Putin as Prime Minister of Russia
It very quickly became clear that, despite being in a role that was technically subordinate to the President, Putin was very much the senior partner in Russia’s government.
Although Medvedev had a lot of independence to act, Putin was the overall boss. He took the lead role in Russia’s 2008 war against Georgia, and in rebuilding the Russian economy after the 2008-09 economic crisis.
When not governing, Putin spent his time on a number of leisure activities designed to show his strength and manliness. Photos of an often shirtless Putin engaging in outdoor pursuits proliferated.
Despite speculation that Putin and Medvedev might run against each other in the 2012 Russian Presidential election, Medvedev stepped aside after just one term. He supported a campaign for Putin to be elected for a third term as Russia’s President – legal because Putin was only barred from standing for three *consecutive* terms as President.
Putin’s third term as President
In 2012 Putin was elected as President for a third time with 63.6% of the vote.
But, despite attempts to demonstrate that the election was fair (for example, webcams in every polling booth) his victory was marred by protests. Tens of thousands of anti-Putin protestors took to the streets on several occasions – mostly in major cities – but gradually lost momentum. In the absence of significant support for the protests, Putin took the opportunity to bring in strict laws against holding future protests – something his critics argue is part of Putin’s wider plans to entrench his rule at the expense of democracy.
In an increasingly conservative Russian society, Putin drew international criticism for his government’s record on LGBT rights, particularly during the otherwise uneventful 2012 Sochi Winter Olympic Games.
During 2014, Putin has overseen the first formal expansion of Russian territory since the collapse of the Soviet Union. Amidst the chaos of revolution in neigbouring Ukraine, Russia seized the opportunity to reclaim its authority over Crimea, the most southerly region of Ukraine. An undeclared military intervention by Russia was swiftly followed on 21 March 2014 by the formal annexation of Crimea into the Russian Federation (an event which saw the population of Russia increase by almost 2 million people).

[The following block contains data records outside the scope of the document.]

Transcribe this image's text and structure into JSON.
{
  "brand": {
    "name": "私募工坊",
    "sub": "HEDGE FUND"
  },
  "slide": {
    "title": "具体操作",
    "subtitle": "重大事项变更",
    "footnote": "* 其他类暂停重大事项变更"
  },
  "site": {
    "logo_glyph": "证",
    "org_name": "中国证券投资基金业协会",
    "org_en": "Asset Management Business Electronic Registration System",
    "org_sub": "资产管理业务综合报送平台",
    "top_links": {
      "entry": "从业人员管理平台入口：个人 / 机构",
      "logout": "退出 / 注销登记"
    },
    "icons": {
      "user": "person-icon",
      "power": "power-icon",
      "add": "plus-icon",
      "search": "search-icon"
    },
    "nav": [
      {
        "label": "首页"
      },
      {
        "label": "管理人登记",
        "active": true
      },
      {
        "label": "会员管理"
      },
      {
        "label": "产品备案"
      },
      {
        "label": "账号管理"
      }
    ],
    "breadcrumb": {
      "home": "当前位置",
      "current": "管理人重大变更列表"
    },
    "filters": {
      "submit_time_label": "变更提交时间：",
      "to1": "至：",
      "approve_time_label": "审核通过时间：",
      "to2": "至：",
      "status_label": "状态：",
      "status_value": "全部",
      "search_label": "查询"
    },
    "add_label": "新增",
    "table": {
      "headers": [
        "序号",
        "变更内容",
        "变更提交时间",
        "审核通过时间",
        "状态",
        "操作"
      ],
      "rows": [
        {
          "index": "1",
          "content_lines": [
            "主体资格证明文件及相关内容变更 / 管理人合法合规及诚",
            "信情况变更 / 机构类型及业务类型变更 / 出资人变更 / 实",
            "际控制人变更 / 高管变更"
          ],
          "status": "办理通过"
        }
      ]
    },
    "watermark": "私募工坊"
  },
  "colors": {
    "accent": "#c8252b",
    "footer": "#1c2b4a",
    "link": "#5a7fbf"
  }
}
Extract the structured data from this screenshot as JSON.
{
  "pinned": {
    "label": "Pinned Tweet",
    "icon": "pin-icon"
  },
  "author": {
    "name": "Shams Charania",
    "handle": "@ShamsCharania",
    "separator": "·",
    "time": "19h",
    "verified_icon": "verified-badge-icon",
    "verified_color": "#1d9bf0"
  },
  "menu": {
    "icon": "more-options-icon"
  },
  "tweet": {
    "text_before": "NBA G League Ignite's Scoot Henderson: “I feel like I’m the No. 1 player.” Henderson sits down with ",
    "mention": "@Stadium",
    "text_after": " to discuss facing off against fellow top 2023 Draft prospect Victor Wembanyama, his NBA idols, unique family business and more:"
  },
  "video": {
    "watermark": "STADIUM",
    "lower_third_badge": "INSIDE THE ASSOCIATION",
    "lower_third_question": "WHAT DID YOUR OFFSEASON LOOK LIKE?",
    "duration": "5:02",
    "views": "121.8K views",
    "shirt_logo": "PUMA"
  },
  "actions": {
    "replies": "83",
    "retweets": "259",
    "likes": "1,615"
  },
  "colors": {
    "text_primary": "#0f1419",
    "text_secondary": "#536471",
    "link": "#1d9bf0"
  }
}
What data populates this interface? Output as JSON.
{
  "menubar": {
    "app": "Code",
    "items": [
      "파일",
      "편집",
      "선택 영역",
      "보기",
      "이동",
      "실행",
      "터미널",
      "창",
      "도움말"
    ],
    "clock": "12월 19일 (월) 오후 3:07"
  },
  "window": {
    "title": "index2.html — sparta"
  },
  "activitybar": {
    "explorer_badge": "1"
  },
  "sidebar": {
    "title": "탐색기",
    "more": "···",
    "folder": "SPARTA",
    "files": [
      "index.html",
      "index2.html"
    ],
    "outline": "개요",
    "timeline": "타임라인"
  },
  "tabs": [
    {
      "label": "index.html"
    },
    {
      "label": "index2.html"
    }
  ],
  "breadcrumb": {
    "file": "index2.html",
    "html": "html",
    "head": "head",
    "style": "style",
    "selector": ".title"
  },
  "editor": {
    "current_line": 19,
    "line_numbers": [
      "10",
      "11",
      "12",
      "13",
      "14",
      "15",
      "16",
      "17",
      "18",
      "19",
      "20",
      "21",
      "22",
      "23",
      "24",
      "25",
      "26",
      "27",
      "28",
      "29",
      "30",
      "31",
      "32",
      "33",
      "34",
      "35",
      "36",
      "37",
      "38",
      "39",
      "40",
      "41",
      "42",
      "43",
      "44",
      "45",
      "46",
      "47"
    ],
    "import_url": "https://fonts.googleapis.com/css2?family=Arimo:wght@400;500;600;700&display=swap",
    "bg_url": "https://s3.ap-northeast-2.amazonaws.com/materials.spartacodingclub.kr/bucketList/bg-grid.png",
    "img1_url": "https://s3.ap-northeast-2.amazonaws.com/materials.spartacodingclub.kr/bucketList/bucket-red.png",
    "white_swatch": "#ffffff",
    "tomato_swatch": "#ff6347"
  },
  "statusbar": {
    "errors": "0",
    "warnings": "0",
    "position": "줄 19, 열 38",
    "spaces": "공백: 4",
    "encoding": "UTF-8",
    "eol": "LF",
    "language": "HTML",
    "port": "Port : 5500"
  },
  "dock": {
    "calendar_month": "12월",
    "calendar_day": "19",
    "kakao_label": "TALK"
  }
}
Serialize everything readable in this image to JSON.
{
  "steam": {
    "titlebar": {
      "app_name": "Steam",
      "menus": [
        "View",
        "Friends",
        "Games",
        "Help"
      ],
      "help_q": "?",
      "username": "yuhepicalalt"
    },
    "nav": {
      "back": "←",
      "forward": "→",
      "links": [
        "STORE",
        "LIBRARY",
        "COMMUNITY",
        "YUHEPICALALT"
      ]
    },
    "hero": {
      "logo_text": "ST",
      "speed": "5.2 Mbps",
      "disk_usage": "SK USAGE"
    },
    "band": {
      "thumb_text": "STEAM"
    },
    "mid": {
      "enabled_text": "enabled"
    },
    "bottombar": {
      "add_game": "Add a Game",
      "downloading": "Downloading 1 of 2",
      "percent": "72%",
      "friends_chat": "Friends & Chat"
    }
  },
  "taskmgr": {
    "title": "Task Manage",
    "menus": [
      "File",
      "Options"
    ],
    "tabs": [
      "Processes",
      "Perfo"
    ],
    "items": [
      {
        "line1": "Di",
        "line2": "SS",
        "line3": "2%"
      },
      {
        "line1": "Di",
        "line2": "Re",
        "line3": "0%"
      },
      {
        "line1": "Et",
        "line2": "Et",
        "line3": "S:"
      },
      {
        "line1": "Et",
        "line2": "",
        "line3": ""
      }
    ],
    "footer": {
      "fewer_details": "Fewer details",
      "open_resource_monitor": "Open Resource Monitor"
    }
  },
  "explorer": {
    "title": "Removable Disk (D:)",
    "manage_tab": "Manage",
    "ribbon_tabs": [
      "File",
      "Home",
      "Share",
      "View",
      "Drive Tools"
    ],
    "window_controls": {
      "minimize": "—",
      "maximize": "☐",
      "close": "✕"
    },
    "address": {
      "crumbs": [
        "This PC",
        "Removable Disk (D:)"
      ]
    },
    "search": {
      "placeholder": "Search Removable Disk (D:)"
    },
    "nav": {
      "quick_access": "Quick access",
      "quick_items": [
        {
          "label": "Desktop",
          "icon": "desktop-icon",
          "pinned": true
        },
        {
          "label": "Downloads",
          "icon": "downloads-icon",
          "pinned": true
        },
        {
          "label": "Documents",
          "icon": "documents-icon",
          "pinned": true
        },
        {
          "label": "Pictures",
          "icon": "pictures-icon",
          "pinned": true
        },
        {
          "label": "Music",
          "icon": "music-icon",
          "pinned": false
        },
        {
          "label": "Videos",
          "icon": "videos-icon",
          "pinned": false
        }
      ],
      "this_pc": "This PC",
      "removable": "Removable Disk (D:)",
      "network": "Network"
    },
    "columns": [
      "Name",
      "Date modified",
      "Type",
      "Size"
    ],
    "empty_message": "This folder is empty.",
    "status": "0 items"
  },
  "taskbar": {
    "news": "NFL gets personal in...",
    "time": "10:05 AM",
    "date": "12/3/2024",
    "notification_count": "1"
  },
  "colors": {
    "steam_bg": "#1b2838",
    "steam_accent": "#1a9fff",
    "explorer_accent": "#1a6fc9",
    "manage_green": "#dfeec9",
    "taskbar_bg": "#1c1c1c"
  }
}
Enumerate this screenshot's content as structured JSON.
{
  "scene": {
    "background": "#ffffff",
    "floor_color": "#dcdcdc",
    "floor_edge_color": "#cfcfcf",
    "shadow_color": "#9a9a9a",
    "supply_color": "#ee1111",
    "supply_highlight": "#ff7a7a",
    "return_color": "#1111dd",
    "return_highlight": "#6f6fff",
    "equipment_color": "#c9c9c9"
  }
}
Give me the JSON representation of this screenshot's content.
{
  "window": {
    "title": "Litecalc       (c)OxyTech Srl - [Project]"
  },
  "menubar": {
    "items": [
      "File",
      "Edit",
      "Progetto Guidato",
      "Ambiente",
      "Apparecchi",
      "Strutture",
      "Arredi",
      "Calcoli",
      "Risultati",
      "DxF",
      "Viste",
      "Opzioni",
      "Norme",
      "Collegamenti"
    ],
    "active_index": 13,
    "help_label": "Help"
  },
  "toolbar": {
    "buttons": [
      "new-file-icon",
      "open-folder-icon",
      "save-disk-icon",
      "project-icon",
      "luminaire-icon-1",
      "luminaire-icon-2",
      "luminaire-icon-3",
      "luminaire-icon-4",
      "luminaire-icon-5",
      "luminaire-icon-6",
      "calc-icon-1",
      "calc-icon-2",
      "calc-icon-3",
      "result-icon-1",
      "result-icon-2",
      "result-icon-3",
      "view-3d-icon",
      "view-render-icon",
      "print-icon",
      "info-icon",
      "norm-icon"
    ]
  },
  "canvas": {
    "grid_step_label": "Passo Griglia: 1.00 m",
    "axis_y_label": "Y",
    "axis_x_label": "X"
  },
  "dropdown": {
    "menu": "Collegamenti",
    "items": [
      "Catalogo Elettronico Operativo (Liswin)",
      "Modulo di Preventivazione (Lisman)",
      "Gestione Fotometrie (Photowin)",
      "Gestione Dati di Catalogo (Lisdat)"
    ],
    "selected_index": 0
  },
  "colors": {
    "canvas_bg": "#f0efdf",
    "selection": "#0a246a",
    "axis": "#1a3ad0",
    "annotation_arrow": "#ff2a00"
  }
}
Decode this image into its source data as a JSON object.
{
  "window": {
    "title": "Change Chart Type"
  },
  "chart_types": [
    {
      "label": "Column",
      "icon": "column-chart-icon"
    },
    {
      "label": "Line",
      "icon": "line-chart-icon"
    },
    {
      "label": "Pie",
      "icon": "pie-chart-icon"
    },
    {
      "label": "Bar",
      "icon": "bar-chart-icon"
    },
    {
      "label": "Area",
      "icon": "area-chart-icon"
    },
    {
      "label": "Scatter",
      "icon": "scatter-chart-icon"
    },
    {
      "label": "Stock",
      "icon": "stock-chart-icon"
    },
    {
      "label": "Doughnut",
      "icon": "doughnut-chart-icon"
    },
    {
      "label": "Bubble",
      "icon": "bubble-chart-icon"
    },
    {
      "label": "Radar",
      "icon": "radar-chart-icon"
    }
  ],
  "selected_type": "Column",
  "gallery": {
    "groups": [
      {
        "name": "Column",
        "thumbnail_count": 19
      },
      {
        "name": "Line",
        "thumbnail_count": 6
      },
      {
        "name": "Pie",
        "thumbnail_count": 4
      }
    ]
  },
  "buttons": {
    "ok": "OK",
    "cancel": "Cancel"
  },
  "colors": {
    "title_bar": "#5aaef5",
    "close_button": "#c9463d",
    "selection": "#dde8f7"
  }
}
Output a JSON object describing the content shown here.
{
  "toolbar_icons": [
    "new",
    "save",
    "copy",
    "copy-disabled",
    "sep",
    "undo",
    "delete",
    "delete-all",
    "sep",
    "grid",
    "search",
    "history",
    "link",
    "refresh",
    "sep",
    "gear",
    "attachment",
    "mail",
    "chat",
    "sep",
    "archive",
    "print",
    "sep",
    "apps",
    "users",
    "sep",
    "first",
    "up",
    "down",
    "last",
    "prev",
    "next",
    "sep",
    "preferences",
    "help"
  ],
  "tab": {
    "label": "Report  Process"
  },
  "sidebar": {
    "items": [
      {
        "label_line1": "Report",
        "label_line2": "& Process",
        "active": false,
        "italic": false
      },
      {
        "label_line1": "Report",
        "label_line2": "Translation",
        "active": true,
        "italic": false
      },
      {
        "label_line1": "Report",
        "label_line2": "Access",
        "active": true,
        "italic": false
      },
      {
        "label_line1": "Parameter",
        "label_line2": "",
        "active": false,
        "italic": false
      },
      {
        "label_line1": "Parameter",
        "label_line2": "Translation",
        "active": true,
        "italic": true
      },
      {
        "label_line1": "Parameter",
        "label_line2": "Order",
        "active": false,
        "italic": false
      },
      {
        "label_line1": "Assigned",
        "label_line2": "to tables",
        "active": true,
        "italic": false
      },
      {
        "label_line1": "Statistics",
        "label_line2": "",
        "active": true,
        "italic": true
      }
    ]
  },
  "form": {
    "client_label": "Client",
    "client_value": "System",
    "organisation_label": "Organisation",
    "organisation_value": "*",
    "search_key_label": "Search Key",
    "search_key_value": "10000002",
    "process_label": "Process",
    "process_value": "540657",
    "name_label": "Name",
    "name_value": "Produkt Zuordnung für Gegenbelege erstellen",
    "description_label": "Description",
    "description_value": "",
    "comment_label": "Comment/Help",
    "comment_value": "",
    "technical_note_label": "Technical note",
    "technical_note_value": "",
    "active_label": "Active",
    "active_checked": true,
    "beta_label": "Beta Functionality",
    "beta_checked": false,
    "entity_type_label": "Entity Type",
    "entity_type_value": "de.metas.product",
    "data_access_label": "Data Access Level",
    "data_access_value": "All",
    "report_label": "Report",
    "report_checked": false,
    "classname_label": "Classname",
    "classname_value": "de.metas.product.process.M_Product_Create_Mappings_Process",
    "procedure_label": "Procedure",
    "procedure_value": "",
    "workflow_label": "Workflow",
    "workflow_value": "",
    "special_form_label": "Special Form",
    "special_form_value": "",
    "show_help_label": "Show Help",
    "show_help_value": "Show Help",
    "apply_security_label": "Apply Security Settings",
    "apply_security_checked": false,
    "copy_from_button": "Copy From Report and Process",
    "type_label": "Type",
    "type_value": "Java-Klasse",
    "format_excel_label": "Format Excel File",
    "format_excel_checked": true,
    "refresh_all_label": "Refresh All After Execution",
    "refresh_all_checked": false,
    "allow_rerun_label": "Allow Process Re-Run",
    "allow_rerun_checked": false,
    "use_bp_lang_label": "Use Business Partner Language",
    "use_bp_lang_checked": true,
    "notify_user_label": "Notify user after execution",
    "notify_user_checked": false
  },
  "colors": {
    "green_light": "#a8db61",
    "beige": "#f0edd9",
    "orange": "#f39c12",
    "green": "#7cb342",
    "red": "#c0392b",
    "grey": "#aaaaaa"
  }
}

Despite this conflict, and the sanctions that have been imposed on Russia, Vladimir Putin remains a genuinely popular leader of Russia. His approval ratings (in blue in the above chart, contrasted with red disapproval ratings) have risen to over 80% since the annexation of Crimea. Even before this, over the course of 14 years in charge of Russia, his approval rating has never been lower than 60%.
The Russian President is the Russian head of state, the Guarantor of the Russian Constitution, the Commander in Chief of the Russian military, and the most senior Russian official. He signs new laws and is also able to propose his own new laws. He appoints many senior Russian government officials, including the Prime Minister.
The Russian President is elected for a six year term, and can serve no more than two consecutive terms of office. Further terms can be served after a period out of office.
There have been three Presidents of Russia – Boris Yeltsin (two terms), Vladimir Putin (three terms) and Dmitry Medvedev (one term).